South Africa employs a National Qualifications Framework (NQF), which defines benchmark requirements and goals for all levels of the education system. Initiated in 1995, the framework originally included eight levels. Two were added in 2008, meaning there are now a total of 10 levels. These levels are tightly linked to every phase of education in the country. Each level corresponds to a “level descriptor,” which outlines the specific scope of qualifications achieved at each level.
The levels are divided into three “sub-frameworks” which span general education, higher education and occupational training. These are the:

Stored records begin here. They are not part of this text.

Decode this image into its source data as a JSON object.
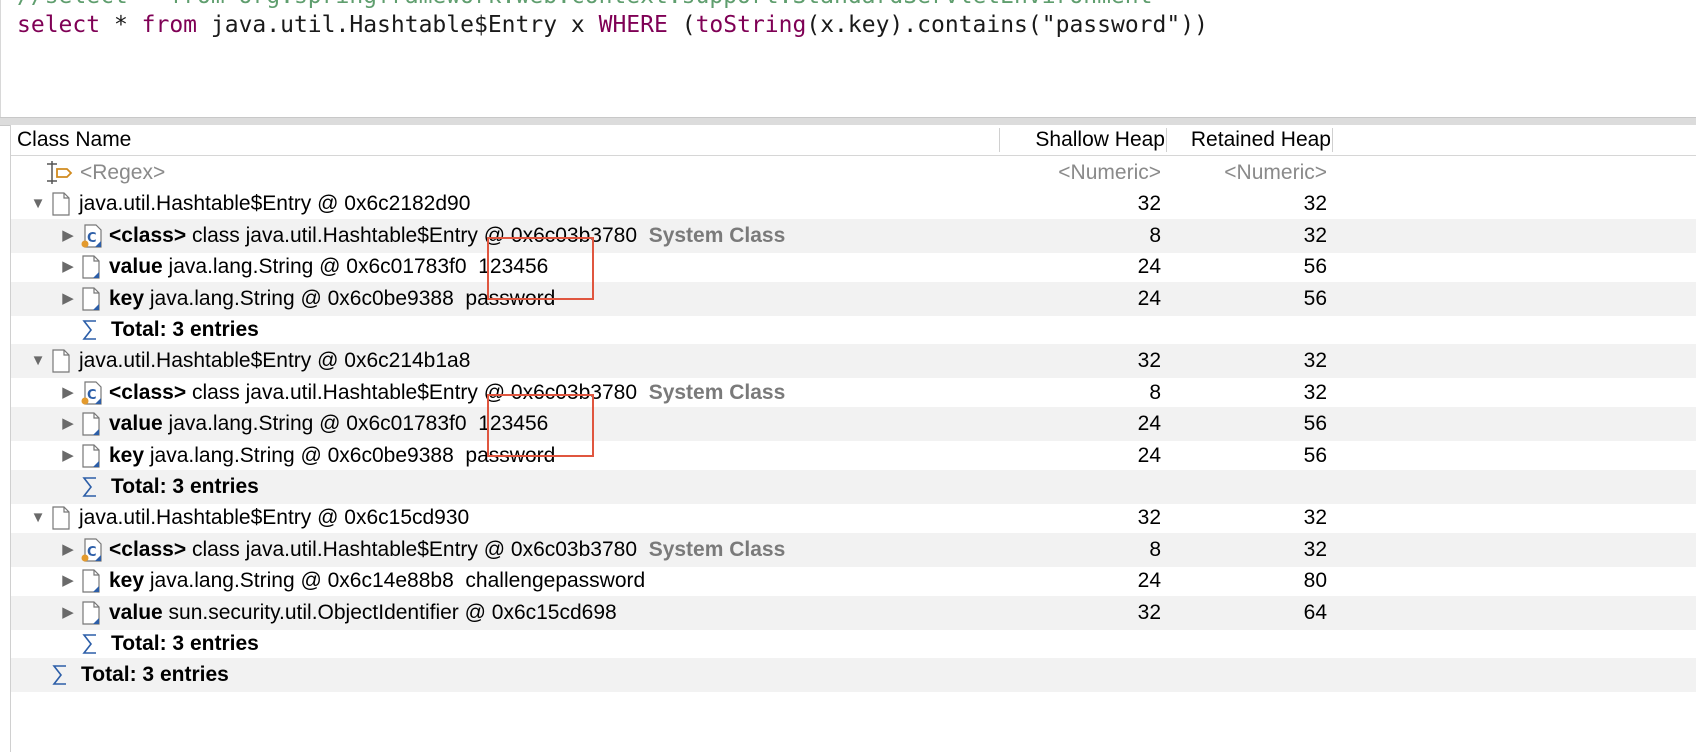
{
  "query": {
    "line1": "//select * from org.springframework.web.context.support.StandardServletEnvironment",
    "line2_parts": [
      "select",
      " * ",
      "from",
      " java.util.Hashtable$Entry x ",
      "WHERE",
      " (",
      "toString",
      "(x.key).contains(\"password\"))"
    ]
  },
  "table": {
    "columns": {
      "name": "Class Name",
      "shallow": "Shallow Heap",
      "retained": "Retained Heap"
    },
    "filter": {
      "name": "<Regex>",
      "shallow": "<Numeric>",
      "retained": "<Numeric>"
    },
    "rows": [
      {
        "depth": 0,
        "kind": "entry",
        "expander": "▼",
        "label": "java.util.Hashtable$Entry @ 0x6c2182d90",
        "shallow": "32",
        "retained": "32"
      },
      {
        "depth": 1,
        "kind": "class",
        "expander": "▶",
        "field": "<class>",
        "label": "class java.util.Hashtable$Entry @ 0x6c03b3780",
        "extra": "System Class",
        "shallow": "8",
        "retained": "32"
      },
      {
        "depth": 1,
        "kind": "obj",
        "expander": "▶",
        "field": "value",
        "label": "java.lang.String @ 0x6c01783f0",
        "extra": "123456",
        "shallow": "24",
        "retained": "56"
      },
      {
        "depth": 1,
        "kind": "obj",
        "expander": "▶",
        "field": "key",
        "label": "java.lang.String @ 0x6c0be9388",
        "extra": "password",
        "shallow": "24",
        "retained": "56"
      },
      {
        "depth": 1,
        "kind": "total",
        "label": "Total: 3 entries"
      },
      {
        "depth": 0,
        "kind": "entry",
        "expander": "▼",
        "label": "java.util.Hashtable$Entry @ 0x6c214b1a8",
        "shallow": "32",
        "retained": "32"
      },
      {
        "depth": 1,
        "kind": "class",
        "expander": "▶",
        "field": "<class>",
        "label": "class java.util.Hashtable$Entry @ 0x6c03b3780",
        "extra": "System Class",
        "shallow": "8",
        "retained": "32"
      },
      {
        "depth": 1,
        "kind": "obj",
        "expander": "▶",
        "field": "value",
        "label": "java.lang.String @ 0x6c01783f0",
        "extra": "123456",
        "shallow": "24",
        "retained": "56"
      },
      {
        "depth": 1,
        "kind": "obj",
        "expander": "▶",
        "field": "key",
        "label": "java.lang.String @ 0x6c0be9388",
        "extra": "password",
        "shallow": "24",
        "retained": "56"
      },
      {
        "depth": 1,
        "kind": "total",
        "label": "Total: 3 entries"
      },
      {
        "depth": 0,
        "kind": "entry",
        "expander": "▼",
        "label": "java.util.Hashtable$Entry @ 0x6c15cd930",
        "shallow": "32",
        "retained": "32"
      },
      {
        "depth": 1,
        "kind": "class",
        "expander": "▶",
        "field": "<class>",
        "label": "class java.util.Hashtable$Entry @ 0x6c03b3780",
        "extra": "System Class",
        "shallow": "8",
        "retained": "32"
      },
      {
        "depth": 1,
        "kind": "obj",
        "expander": "▶",
        "field": "key",
        "label": "java.lang.String @ 0x6c14e88b8",
        "extra": "challengepassword",
        "shallow": "24",
        "retained": "80"
      },
      {
        "depth": 1,
        "kind": "obj",
        "expander": "▶",
        "field": "value",
        "label": "sun.security.util.ObjectIdentifier @ 0x6c15cd698",
        "shallow": "32",
        "retained": "64"
      },
      {
        "depth": 1,
        "kind": "total",
        "label": "Total: 3 entries"
      },
      {
        "depth": 0,
        "kind": "total",
        "label": "Total: 3 entries"
      }
    ]
  },
  "colors": {
    "highlight": "#e0563f",
    "keyword": "#7f0055",
    "comment": "#5f9e6e"
  }
}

- General and Further Education and Training Sub-Framework (GFETQSF)
- Higher Education Qualifications Sub-Framework (HEQFS)
- Occupational Qualifications Sub-Framework (OQSF).
The first two sub-frameworks represent a linear trajectory from elementary education (level 1) through doctoral study (level 10). The Occupational Qualifications Sub-Framework ends at level 6, though optional level 7 and 8 qualifications may be offered through “collaboration with a recognized professional body and the Council on Higher Education”.
The national qualifications framework lists the minimum credits required for the award of a degree or qualification at each level. One credit is defined as 10 “notional” study hours. On average, one week represents about 40 notional study hours.
Typically, university undergraduate programs require 30 weeks of full-time study a year. Graduate programs, such as master’s and doctoral degrees, require 45 weeks of full-time study a year.
NOTE: Even though there is a minimum credit requirement, individual universities are allowed to set their own curricula, which can exceed the minimum.